first_imgLocal council pension funds from London and Manchester have created a £500m (€654m) investment vehicle for infrastructure and alternative assets, amid increasing collaboration between London and Northwest England.The special purpose vehicle will be jointly owned by the Greater Manchester Pension Fund (GMPF) and the London Pension Fund Authority (LPFA) and look to boost the funds’ below-benchmark allocations to alternatives.The £13bn GMPF invests £130m in the asset class, around £260m below its target allocation, while the £4.9bn LFPA currently allocates £170m (3%).Both pension funds will put £250m into the fund, which they said would have a fairly liberal definition of infrastructure, including property, utilities, listed infrastructure and core and non-core assets. The co-owned vehicle will see the funds analyse opportunities and make investment decisions jointly using pre-existing internal capabilities and expertise.Councillor Kieran Quinn, chair of the GMPF, said his fund had been doing deals on a smaller scale for two decades and that investors felt able to approach it with opportunities.“What is different about this fund is it takes away one of the constraints to [investing in infrastructure],” he said.“When the chancellor goes seeking resources to invest in UK plc, he rarely knocks on pension funds’ doors. So what we are trying to say here is that we can do things differently and scale up the opportunities.”Chief executive of the LPFA, Susan Martin, said the vehicle would be able to seek out appropriate risk/return investment opportunities using the shared resources of the funds.“£500m is a game-changing amount,” she said. “Both funds already have opportunities brought them, so we can share that deal flow and assess it without resources. I would imagine we would get more interest, and be more attractive, working together.”The vehicle will look to make investments over the next four years, with a Manchester and London focus, but assessing all viable opportunities.Quinn added: “There are some bigger transnational schemes we think we can assist with.“It is about being able to knock on the door.
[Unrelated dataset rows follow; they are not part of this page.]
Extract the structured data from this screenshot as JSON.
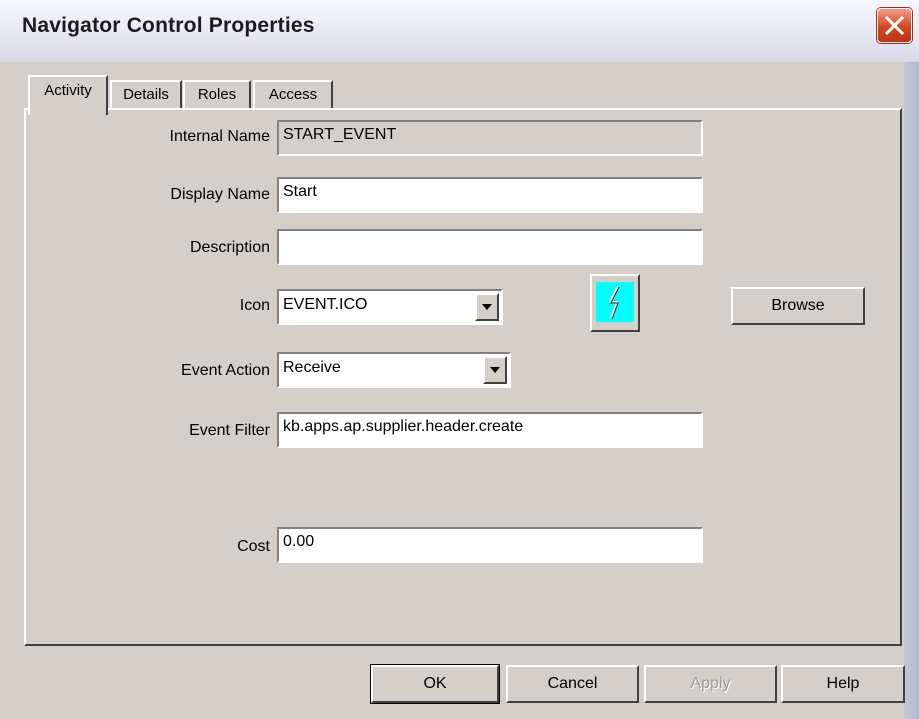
{
  "window": {
    "title": "Navigator Control Properties"
  },
  "tabs": [
    {
      "label": "Activity",
      "active": true
    },
    {
      "label": "Details",
      "active": false
    },
    {
      "label": "Roles",
      "active": false
    },
    {
      "label": "Access",
      "active": false
    }
  ],
  "form": {
    "internal_name": {
      "label": "Internal Name",
      "value": "START_EVENT"
    },
    "display_name": {
      "label": "Display Name",
      "value": "Start"
    },
    "description": {
      "label": "Description",
      "value": ""
    },
    "icon": {
      "label": "Icon",
      "value": "EVENT.ICO",
      "preview_icon": "lightning-icon",
      "preview_color": "#00ffff"
    },
    "event_action": {
      "label": "Event Action",
      "value": "Receive"
    },
    "event_filter": {
      "label": "Event Filter",
      "value": "kb.apps.ap.supplier.header.create"
    },
    "cost": {
      "label": "Cost",
      "value": "0.00"
    },
    "browse_label": "Browse"
  },
  "buttons": {
    "ok": "OK",
    "cancel": "Cancel",
    "apply": "Apply",
    "help": "Help"
  },
  "colors": {
    "close_button": "#d2461e",
    "dialog_face": "#d4d0c8"
  }
}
Some say you cannot knock on the door with £500m, but we are saying we have the resources to start ensuring people look to us for solutions.“That might be about creating a larger entity by encouraging other pension funds to come forward and join us.”GMPF neighbour, the Lancashire County Pension Fund, and the LPFA also recently announced an asset-liability management partnership, creating a £10bn investment fund.This will see the two pension funds pool assets and jointly manage liabilities while merging governance and administration.Martin said the entirely separate arrangement with Lancashire was significantly more complicated than the infrastructure fund.“As part of the pooling of the assets [with Lancashire], the LPFA and GMPF tie-up will come through the asset-liability management,” she said. “But they will be separate organisations.The LPFA was originally one of 10 founding members of a similar fund led by the Pension Protection Fund (PPF) and the National Association of Pension Funds (NAPF).However, the London fund left the Pensions Infrastructure Platform (PIP) citing cost issues and expected risk/return profiles.The BAE Pension Fund and the BT Pension Scheme also left for similar reasons.“This is different in many ways to the PIP, as it is not setting up and resourcing a new company,” Martin said.“It is taking current expertise and doing things direct and as co-investment. The risk/return is slightly different.”The LPFA, GMPF and Lancashire all advocated greater collaboration between local government pension schemes (LGPS) in a recent government consultation.The UK government is expected to shortly announce its decision on whether to mandate LGPS funds to passively invest all listed assets using collective investment vehicles.Quinn added: “The challenge that was set by government was collaboration, and how we have met that is by making that significant statement that we are up for this.”last_img read more